|Building Style||Cottage Plan|
In May 1913, the Victorian Public Health Department opened the Heatherton Sanatorium for the treatment of people with tuberculosis with a capacity of 100 beds. Operational funding for the sanatorium came from the Victorian Government and municipalities and it was administratively linked to the nearby Melbourne Benevolent Asylum.
By the late 1940s, the Commonwealth Government Health Department took over the Heatherton Sanatorium. In the early 1950s, the sanatorium housed 260 tuberculosis patients in wards, wings and blocks that separately housed adult males, adult females and children. A five-storey nurses’ home was built.
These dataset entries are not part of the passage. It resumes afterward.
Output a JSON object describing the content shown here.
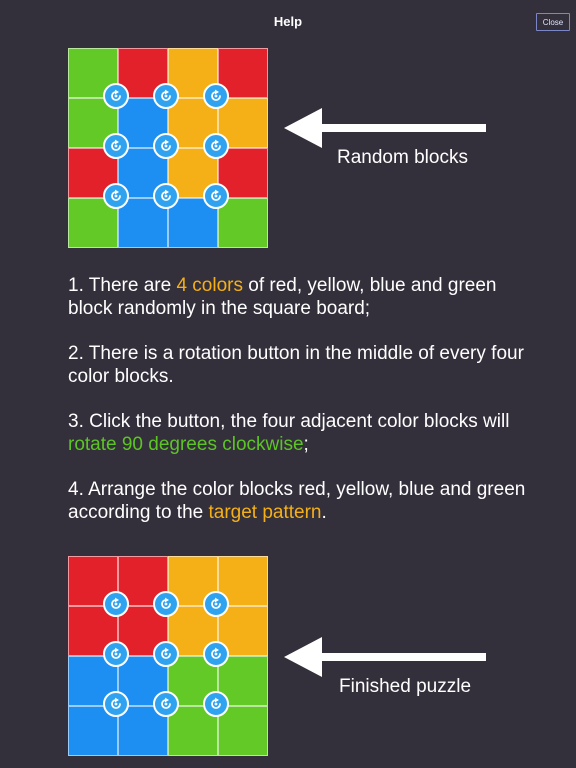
{
  "header": {
    "title": "Help",
    "close_label": "Close"
  },
  "colors": {
    "red": "#e3212a",
    "yellow": "#f5b017",
    "blue": "#1e8ff2",
    "green": "#62c927",
    "rotate_button": "#2fa3ef"
  },
  "random_board": {
    "caption": "Random blocks",
    "cells": [
      [
        "green",
        "red",
        "yellow",
        "red"
      ],
      [
        "green",
        "blue",
        "yellow",
        "yellow"
      ],
      [
        "red",
        "blue",
        "yellow",
        "red"
      ],
      [
        "green",
        "blue",
        "blue",
        "green"
      ]
    ]
  },
  "finished_board": {
    "caption": "Finished puzzle",
    "cells": [
      [
        "red",
        "red",
        "yellow",
        "yellow"
      ],
      [
        "red",
        "red",
        "yellow",
        "yellow"
      ],
      [
        "blue",
        "blue",
        "green",
        "green"
      ],
      [
        "blue",
        "blue",
        "green",
        "green"
      ]
    ]
  },
  "rotate_button_icon": "rotate-clockwise-icon",
  "instructions": {
    "p1": {
      "a": "1. There are ",
      "highlight": "4 colors",
      "b": " of red, yellow, blue and green block randomly in the square board;"
    },
    "p2": {
      "text": "2. There is a rotation button in the middle of every four color blocks."
    },
    "p3": {
      "a": "3. Click the button, the four adjacent color blocks will ",
      "highlight": "rotate 90 degrees clockwise",
      "b": ";"
    },
    "p4": {
      "a": "4. Arrange the color blocks red, yellow, blue and green according to the ",
      "highlight": "target pattern",
      "b": "."
    }
  }
}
By the late 1950s, the number of tuberculosis patients had declined and other hospitals, such as Prince Henry’s and the Austin Hospital, started using parts of Heatherton for their own services. A state primary school, no. 4982, operated to meet the needs of young patients.
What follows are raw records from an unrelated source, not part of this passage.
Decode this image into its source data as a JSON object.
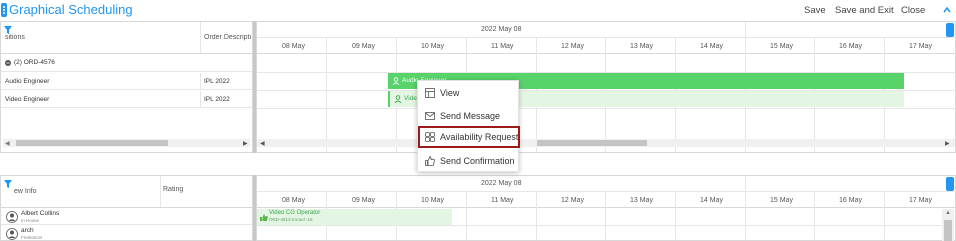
{
  "header": {
    "title": "Graphical Scheduling",
    "save": "Save",
    "save_exit": "Save and Exit",
    "close": "Close"
  },
  "top": {
    "col_positions": "sitions",
    "col_order": "Order Descripti",
    "date_title": "2022 May 08",
    "days": [
      "08 May",
      "09 May",
      "10 May",
      "11 May",
      "12 May",
      "13 May",
      "14 May",
      "15 May",
      "16 May",
      "17 May"
    ],
    "group": "(2) ORD-4576",
    "rows": [
      {
        "position": "Audio Engineer",
        "order": "IPL 2022",
        "bar": "Audio Engineer"
      },
      {
        "position": "Video Engineer",
        "order": "IPL 2022",
        "bar": "Video Engineer"
      }
    ]
  },
  "menu": {
    "items": [
      "View",
      "Send Message",
      "Availability Request",
      "Send Confirmation"
    ]
  },
  "bottom": {
    "col_crew": "ew Info",
    "col_rating": "Rating",
    "date_title": "2022 May 08",
    "days": [
      "08 May",
      "09 May",
      "10 May",
      "11 May",
      "12 May",
      "13 May",
      "14 May",
      "15 May",
      "16 May",
      "17 May"
    ],
    "crew": [
      {
        "name": "Albert Collins",
        "sub": "In House"
      },
      {
        "name": "arch",
        "sub": "Freelancer"
      }
    ],
    "booking": {
      "title": "Video CG Operator",
      "sub": "ORD-4513-Ironed -15"
    }
  },
  "colors": {
    "accent": "#2196f3",
    "bar_green": "#57d36a",
    "bar_light": "#e3f6e3",
    "highlight": "#9b1b1b"
  }
}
In 1974, the Alcohol and Drug Dependant Persons Services Branch took over two wings at Heatherton. In 1976, the Commonwealth Government returned full responsibility for the facility to the Victorian Government and its name changed to Heatherton Hospital. In the 1980s, system reviews led to the closure of Willsmere Hospital, Kew whose patients were admitted to Heatherton in 1987. Heatherton Hospital was also declared a psychiatric hospital for the elderly. In the 1990s, system reviews saw Heatherton associated with the Kingston Centre (the successor to the Melbourne Benevolent Asylum). In 1998, Heatherton Hospital closed.